Short Blanket @ Meraki Arts Bar

When a situation has no good outcome, it could be referred to as short blanket dilemma, meaning neither solution is ideal, as the blanket is too short to cover the whole body, leaving either the head or feet exposed. Filipinos have a proverb for it: When the blanket is short, learn how to bend meaning when there’s a compromise, learn how to adapt to it. Inspired by the proverb, Short Blanket by emerging Asian-Australian playwright Matt Bostock champions artistic integrity in a world governed by consumerism and media outlets that feed the public with stories they want to hear, not necessarily with what is truthful.

The situation revolves around emerging playwright Lainey (Andrea Magpulong), a Filipinx-Australian woman who is given a chance to share her story on the main stage. Her play is about racial abuse, drawing on her own experience of being subjected to it. But the powers that be deem it ‘too heavy’ for a mainstream audience that doesn’t want to be reminded of white guilt and white prejudices. Instead, they want ‘humour’ and ‘humanity’ to make it ‘more engaging’. Lainey is warned that if she can’t come up the goods, her job is replaceable. Conflicted with writing from the heart vs writing for the masses (‘the people that actually buy tickets’), Lainey is struggling to find a way to keep her integrity, her self-respect and her job intact.

Produced by Slanted Theatre, this creative realisation of Bostock’s unique storytelling is brilliant, and relatable. While its heavy exposition would normally risk being superfluous, here it works perfectly to bring out the points of view of the main characters. Delivered with punch and fierce intensity, the result is intellectually stimulating, sincere and powerful. As each situation unfolded, I found myself thinking, ‘me too!’ It was not that long ago, for example, that I was told by a HR Department that I didn’t fit into their ‘white bread culture’.

The play’s concept is on par with Frontline, the acclaimed satirical show about the world of TV journalism that explores such outrageous candour, often expressed by TV executives that sugar-coat their snarky racism and misogyny under the pretext of utilitarianism i.e. good ratings = job security. If good ratings means stirring the pot by perpetuating stereotypes about minority groups while making audiences feel comfortable about their white privilege, so be it!!!

Bostock uses a similar meta-device, a play-within-a-play, where two principal actors, Joey (Joseph Tanti) and Dominique (Dominique Purdue) are rehearsing various scenes of racial confrontation between a woman of Filipino origin and a white male.
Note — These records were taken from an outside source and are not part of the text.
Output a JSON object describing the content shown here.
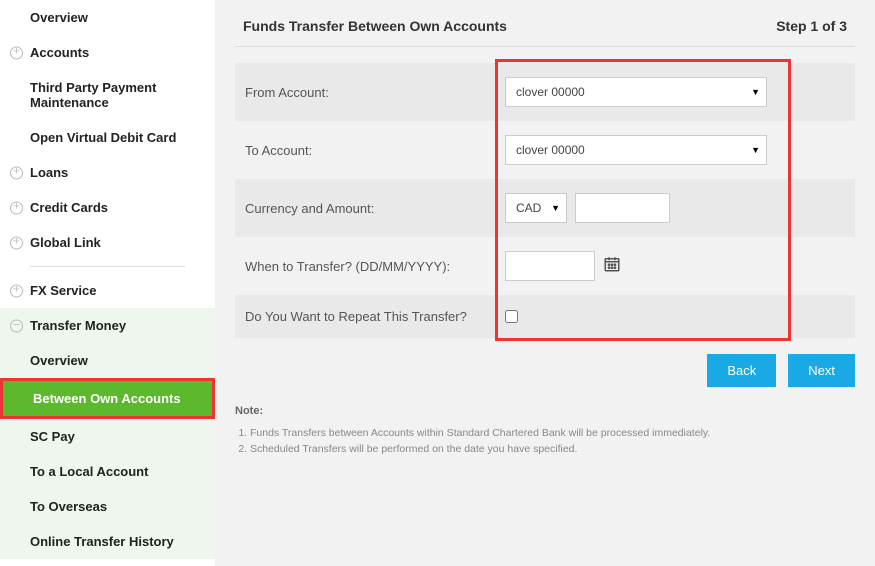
{
  "sidebar": {
    "items": [
      {
        "label": "Overview",
        "expand": null
      },
      {
        "label": "Accounts",
        "expand": "plus"
      },
      {
        "label": "Third Party Payment Maintenance",
        "expand": null
      },
      {
        "label": "Open Virtual Debit Card",
        "expand": null
      },
      {
        "label": "Loans",
        "expand": "plus"
      },
      {
        "label": "Credit Cards",
        "expand": "plus"
      },
      {
        "label": "Global Link",
        "expand": "plus"
      },
      {
        "label": "FX Service",
        "expand": "plus"
      }
    ],
    "transfer": {
      "label": "Transfer Money",
      "items": [
        "Overview",
        "Between Own Accounts",
        "SC Pay",
        "To a Local Account",
        "To Overseas",
        "Online Transfer History"
      ]
    }
  },
  "header": {
    "title": "Funds Transfer Between Own Accounts",
    "step": "Step 1 of 3"
  },
  "form": {
    "fromAccount": {
      "label": "From Account:",
      "value": "clover 00000"
    },
    "toAccount": {
      "label": "To Account:",
      "value": "clover 00000"
    },
    "currency": {
      "label": "Currency and Amount:",
      "selected": "CAD",
      "amount": ""
    },
    "when": {
      "label": "When to Transfer? (DD/MM/YYYY):",
      "value": ""
    },
    "repeat": {
      "label": "Do You Want to Repeat This Transfer?"
    }
  },
  "buttons": {
    "back": "Back",
    "next": "Next"
  },
  "notes": {
    "title": "Note:",
    "items": [
      "Funds Transfers between Accounts within Standard Chartered Bank will be processed immediately.",
      "Scheduled Transfers will be performed on the date you have specified."
    ]
  }
}
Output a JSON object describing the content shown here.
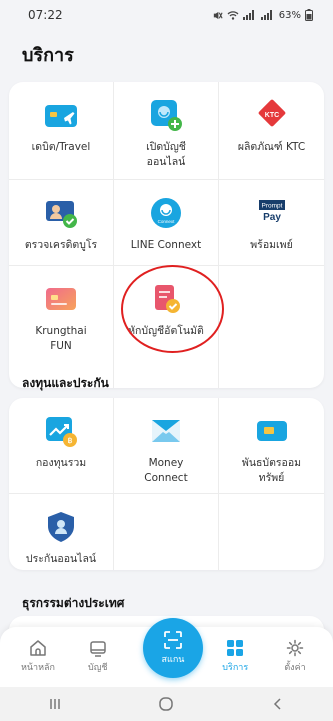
{
  "status_bar": {
    "time": "07:22",
    "battery": "63%"
  },
  "page": {
    "title": "บริการ"
  },
  "services": [
    {
      "label": "เดบิต/Travel",
      "icon": "travel-card-icon"
    },
    {
      "label": "เปิดบัญชี\nออนไลน์",
      "icon": "open-account-icon"
    },
    {
      "label": "ผลิตภัณฑ์ KTC",
      "icon": "ktc-icon",
      "badge": "KTC"
    },
    {
      "label": "ตรวจเครดิตบูโร",
      "icon": "credit-bureau-icon"
    },
    {
      "label": "LINE Connext",
      "icon": "line-connext-icon",
      "badge": "Connext"
    },
    {
      "label": "พร้อมเพย์",
      "icon": "promptpay-icon",
      "badge_top": "Prompt",
      "badge_bottom": "Pay"
    },
    {
      "label": "Krungthai\nFUN",
      "icon": "krungthai-fun-icon"
    },
    {
      "label": "หักบัญชีอัตโนมัติ",
      "icon": "auto-debit-icon"
    }
  ],
  "investment": {
    "title": "ลงทุนและประกัน",
    "items": [
      {
        "label": "กองทุนรวม",
        "icon": "mutual-fund-icon",
        "badge": "฿"
      },
      {
        "label": "Money\nConnect",
        "icon": "money-connect-icon"
      },
      {
        "label": "พันธบัตรออม\nทรัพย์",
        "icon": "savings-bond-icon"
      },
      {
        "label": "ประกันออนไลน์",
        "icon": "online-insurance-icon"
      }
    ]
  },
  "foreign": {
    "title": "ธุรกรรมต่างประเทศ"
  },
  "bottom_nav": {
    "home": "หน้าหลัก",
    "account": "บัญชี",
    "scan": "สแกน",
    "services": "บริการ",
    "settings": "ตั้งค่า"
  },
  "colors": {
    "accent": "#1aa5e6",
    "highlight": "#e02020"
  }
}
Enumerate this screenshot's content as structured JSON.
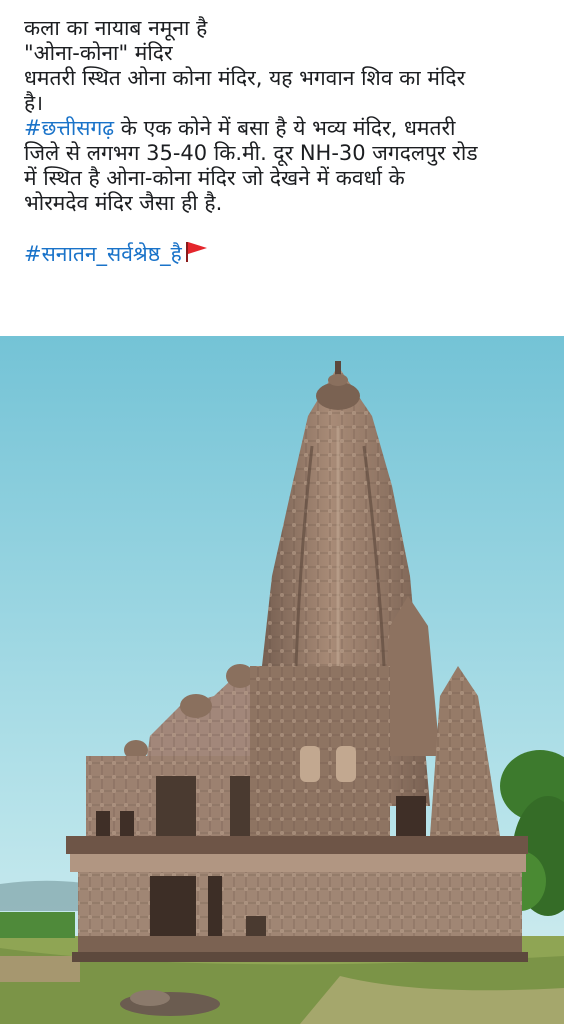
{
  "post": {
    "line1": "कला का नायाब नमूना है",
    "line2": "\"ओना-कोना\" मंदिर",
    "line3": "धमतरी स्थित ओना कोना मंदिर, यह भगवान शिव का मंदिर",
    "line4": "है।",
    "hashtag1": "#छत्तीसगढ़",
    "line5_rest": " के एक कोने में बसा है ये भव्य मंदिर, धमतरी",
    "line6": "जिले से लगभग 35-40 कि.मी. दूर NH-30 जगदलपुर रोड",
    "line7": "में स्थित है ओना-कोना मंदिर जो देखने में कवर्धा के",
    "line8": "भोरमदेव मंदिर जैसा ही है.",
    "hashtag2": "#सनातन_सर्वश्रेष्ठ_है",
    "flag_icon": "red-flag-icon"
  },
  "photo": {
    "subject": "temple-photo",
    "colors": {
      "sky_top": "#7ec9d8",
      "sky_bottom": "#c9ecef",
      "stone": "#9a7e6c",
      "stone_dark": "#6b5448",
      "grass": "#7f9a48",
      "trees": "#3f7a2c"
    }
  }
}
Each scenario is different, ranging from a casual fling to a creative space to a war zone, but always making a statement about prejudice and power between people of different backgrounds and status.

Helping them to unpack their thoughts and shape the production is Camille (Sayuri Narroway) as the director, who is also urging Lainey to rewrite scenes to appease the show’s artistic director Gloria (Monica Russell). Gloria is the driving force behind the kind of diversity she feels audiences will want to see, such as Queer Death of A Salesman. Diversity in her world only has its place if it’s fun and cute and ‘non-threatening’.

The coterie of actors have a blast bringing authentic performances to the stage, including ‘non-consensual acting choices’ as mentioned in the program notes. Fortunately, no seemed to get physically hurt, but there is a lot of raw energy in the dynamic between Joey and Dominique; it jolts like electricity, taking you to the extreme edge of racial violence, and snaps you back to safety, as they cut and reset for the next scene.

With a brave ensemble cast, bold direction under Tiffany Wong and wonderfully ‘dense and weird’ script as described by Matt Bostock, Short Blanket is an inclusive, cathartic and thought-provoking production that ticks all the boxes for a fantastic night at the theatre.

Short Blanket presented by Slanted Theatre is playing at Meraki Arts Bar until 3 June 2023. For tickets and showtimes go to

Image credit: Phil Erbacher

Leave a Reply

Your email address will not be published. Required fields are marked *